Toyota recalls 3.37 million vehicles worldwide over air bags and emissions control

Toyota has recalled 3.37 million cars worldwide over possible defects involving airbags and emissions control units.

WASHINGTON/TOKYO (REUTERS) - Toyota Motor Corp has recalled 3.37 million cars worldwide over possible defects involving air bags and emissions control units.

The automaker on Wednesday (June 29) said it was recalling 2.87 million cars over a possible fault in emissions control units. That followed an announcement late on Tuesday (June 28) that 1.43 million cars needed repairs over a separate issue involving air bag inflators.

About 930,000 cars are affected by both potential defects, Toyota said. Because of that overlap, it said the total number of vehicles recalled was 3.37 million.

No injuries have been linked to either issue.

Toyota on Wednesday said evaporative fuel emissions control units in models produced from 2006 to 2015 including the Prius, Auris compact hatchback and Corolla were prone to cracks, which could lead to fuel leaks over time.

Of the 2.87 million vehicles recalled due to the emission control units, Toyota said 1.55 million are in Japan; 713,000 in Europe; 35,000 in China; and 568,000 in other areas.

Late on Tuesday it recalled Prius models and Lexus CT200h cars made from 2010 to 2012 over air bag inflators that could have a small crack in a weld, which could lead to the separation of the inflator chambers.

Of the 1.4 million vehicles recalled over the air bag inflators, 482,000 are in the US market.

The inflator could partially inflate and enter the vehicle interior, increasing the risk of injury, Toyota said.

Sweden-based auto safety gear maker Autoliv Inc confirmed on Wednesday that it had supplied the air bag inflators involved.
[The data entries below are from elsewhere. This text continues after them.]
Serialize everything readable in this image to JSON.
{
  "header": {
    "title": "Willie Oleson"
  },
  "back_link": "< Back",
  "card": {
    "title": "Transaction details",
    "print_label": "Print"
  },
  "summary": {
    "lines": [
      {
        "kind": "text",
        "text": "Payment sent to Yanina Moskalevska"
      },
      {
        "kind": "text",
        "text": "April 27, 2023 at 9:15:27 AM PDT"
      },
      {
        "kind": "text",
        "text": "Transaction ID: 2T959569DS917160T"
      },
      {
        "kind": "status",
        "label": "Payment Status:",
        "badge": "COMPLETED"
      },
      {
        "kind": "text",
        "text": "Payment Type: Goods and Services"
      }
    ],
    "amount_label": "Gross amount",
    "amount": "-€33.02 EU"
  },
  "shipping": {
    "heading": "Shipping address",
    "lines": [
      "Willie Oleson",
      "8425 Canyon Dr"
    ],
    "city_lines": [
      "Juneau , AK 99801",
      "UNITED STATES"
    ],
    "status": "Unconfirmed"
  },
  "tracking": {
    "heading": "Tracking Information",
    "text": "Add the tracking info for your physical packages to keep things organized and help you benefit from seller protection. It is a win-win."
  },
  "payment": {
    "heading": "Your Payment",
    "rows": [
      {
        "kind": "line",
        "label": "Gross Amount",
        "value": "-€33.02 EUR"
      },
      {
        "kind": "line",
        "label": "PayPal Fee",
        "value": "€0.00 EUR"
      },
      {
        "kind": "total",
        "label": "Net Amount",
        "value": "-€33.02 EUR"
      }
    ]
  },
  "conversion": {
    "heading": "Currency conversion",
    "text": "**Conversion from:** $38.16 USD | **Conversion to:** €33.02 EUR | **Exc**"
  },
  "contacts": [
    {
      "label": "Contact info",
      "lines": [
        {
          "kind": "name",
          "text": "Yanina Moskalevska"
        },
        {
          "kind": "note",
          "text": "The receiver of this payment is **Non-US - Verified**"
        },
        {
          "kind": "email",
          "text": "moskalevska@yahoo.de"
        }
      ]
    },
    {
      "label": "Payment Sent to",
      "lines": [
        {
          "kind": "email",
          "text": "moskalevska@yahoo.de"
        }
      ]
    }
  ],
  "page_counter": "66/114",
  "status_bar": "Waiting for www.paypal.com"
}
Autoliv said about 90 per cent of the affected inflators were in Prius cars.

Autoliv said it was aware of seven incidents where a side curtain air bag has partially inflated in parked Toyota Prius cars, but no injuries were reported.

Autoliv has benefited from an earlier recall involving faulty air bag inflators made by Japan's Takata.

The company said in an April regulatory filing that it was investigating six incidents related to its air bags and a possible recall could cost it between US$10 million (S$13.5 million) and US$40 million  net of expected insurance recoveries.

Autoliv said on Wednesday it expected the cost of recall to be at the lower end of the range.